Find and copy each line in the material below where the string "screenshot" occurs.

• **Records for the task**

___

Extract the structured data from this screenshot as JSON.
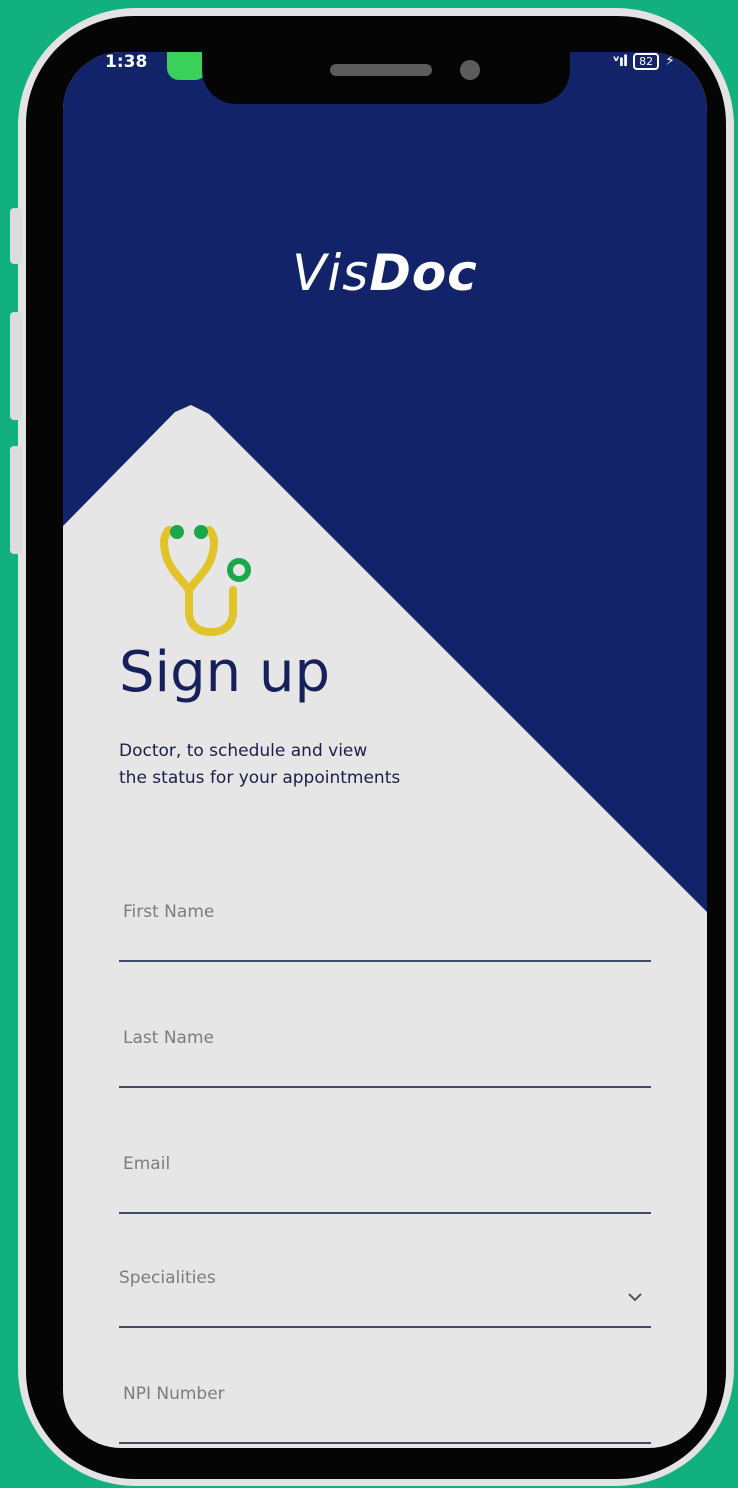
{
  "status_bar": {
    "time": "1:38",
    "signal": "ᵛıl",
    "battery": "82"
  },
  "app": {
    "logo_part1": "Vis",
    "logo_part2": "Doc"
  },
  "signup": {
    "title": "Sign up",
    "subtitle_line1": "Doctor, to schedule and view",
    "subtitle_line2": "the status for your appointments"
  },
  "form": {
    "first_name": "First Name",
    "last_name": "Last Name",
    "email": "Email",
    "specialities": "Specialities",
    "npi_number": "NPI Number"
  },
  "colors": {
    "background": "#12b07e",
    "header_navy": "#12236a",
    "screen_light": "#e6e6e6",
    "stethoscope_yellow": "#e2c42a",
    "stethoscope_green": "#1ba84a"
  },
  "icons": {
    "logo_icon": "stethoscope-icon",
    "dropdown_icon": "chevron-down-icon"
  }
}
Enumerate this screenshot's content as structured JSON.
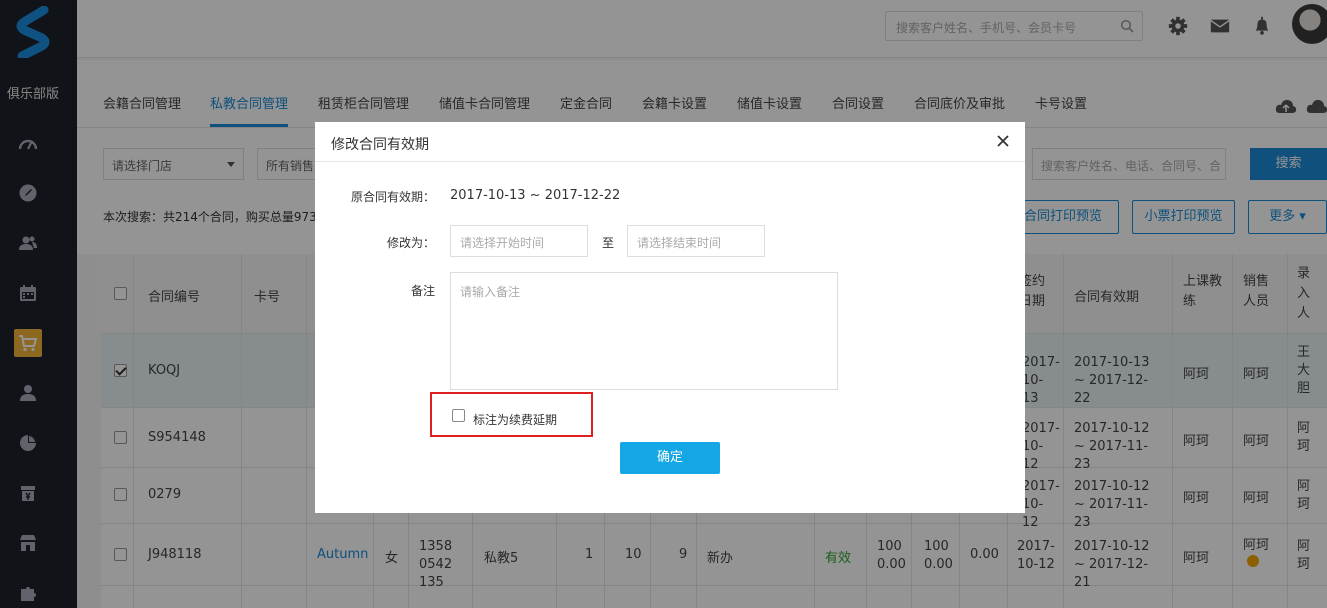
{
  "sidebar": {
    "club_label": "俱乐部版",
    "items": [
      {
        "icon": "dashboard-icon"
      },
      {
        "icon": "compass-icon"
      },
      {
        "icon": "members-icon"
      },
      {
        "icon": "calendar-icon"
      },
      {
        "icon": "shopping-cart-icon"
      },
      {
        "icon": "user-icon"
      },
      {
        "icon": "pie-chart-icon"
      },
      {
        "icon": "finance-icon"
      },
      {
        "icon": "store-icon"
      },
      {
        "icon": "puzzle-icon"
      }
    ]
  },
  "header": {
    "search_placeholder": "搜索客户姓名、手机号、会员卡号"
  },
  "tabs": [
    {
      "label": "会籍合同管理"
    },
    {
      "label": "私教合同管理"
    },
    {
      "label": "租赁柜合同管理"
    },
    {
      "label": "储值卡合同管理"
    },
    {
      "label": "定金合同"
    },
    {
      "label": "会籍卡设置"
    },
    {
      "label": "储值卡设置"
    },
    {
      "label": "合同设置"
    },
    {
      "label": "合同底价及审批"
    },
    {
      "label": "卡号设置"
    }
  ],
  "filters": {
    "store_select": "请选择门店",
    "sales_select": "所有销售",
    "search_placeholder": "搜索客户姓名、电话、合同号、合",
    "search_button": "搜索",
    "summary": "本次搜索：共214个合同，购买总量973",
    "print_contract": "合同打印预览",
    "print_receipt": "小票打印预览",
    "more": "更多"
  },
  "table": {
    "headers": {
      "contract_no": "合同编号",
      "card_no": "卡号",
      "sign_date": "签约日期",
      "valid_period": "合同有效期",
      "coach": "上课教练",
      "sales": "销售人员",
      "entry": "录入人"
    },
    "rows": [
      {
        "contract_no": "KOQJ",
        "checked": true,
        "sign_date": "2017-10-13",
        "valid_period": "2017-10-13 ~ 2017-12-22",
        "coach": "阿珂",
        "sales": "阿珂",
        "entry": "王大胆"
      },
      {
        "contract_no": "S954148",
        "checked": false,
        "sign_date": "2017-10-12",
        "valid_period": "2017-10-12 ~ 2017-11-23",
        "coach": "阿珂",
        "sales": "阿珂",
        "entry": "阿珂"
      },
      {
        "contract_no": "0279",
        "checked": false,
        "sign_date": "2017-10-12",
        "valid_period": "2017-10-12 ~ 2017-11-23",
        "coach": "阿珂",
        "sales": "阿珂",
        "entry": "阿珂"
      },
      {
        "contract_no": "J948118",
        "checked": false,
        "name": "Autumn",
        "gender": "女",
        "phone": "13580542135",
        "course": "私教5",
        "n1": "1",
        "n2": "10",
        "n3": "9",
        "type": "新办",
        "status": "有效",
        "amt1": "1000.00",
        "amt2": "1000.00",
        "amt3": "0.00",
        "sign_date": "2017-10-12",
        "valid_period": "2017-10-12 ~ 2017-12-21",
        "coach": "阿珂",
        "sales": "阿珂",
        "entry": "阿珂"
      }
    ]
  },
  "modal": {
    "title": "修改合同有效期",
    "original_label": "原合同有效期：",
    "original_value": "2017-10-13 ~ 2017-12-22",
    "modify_label": "修改为：",
    "start_placeholder": "请选择开始时间",
    "to_label": "至",
    "end_placeholder": "请选择结束时间",
    "remark_label": "备注",
    "remark_placeholder": "请输入备注",
    "renewal_checkbox_label": "标注为续费延期",
    "confirm_button": "确定"
  },
  "colors": {
    "sidebar_bg": "#1d232b",
    "accent": "#1a8bd6",
    "confirm": "#14a6e5",
    "highlight": "#e02020",
    "active_nav": "#f2b43a"
  }
}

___

• **The completed task**
Extract the structured data from this screenshot as JSON.
Enumerate this screenshot's content as structured JSON.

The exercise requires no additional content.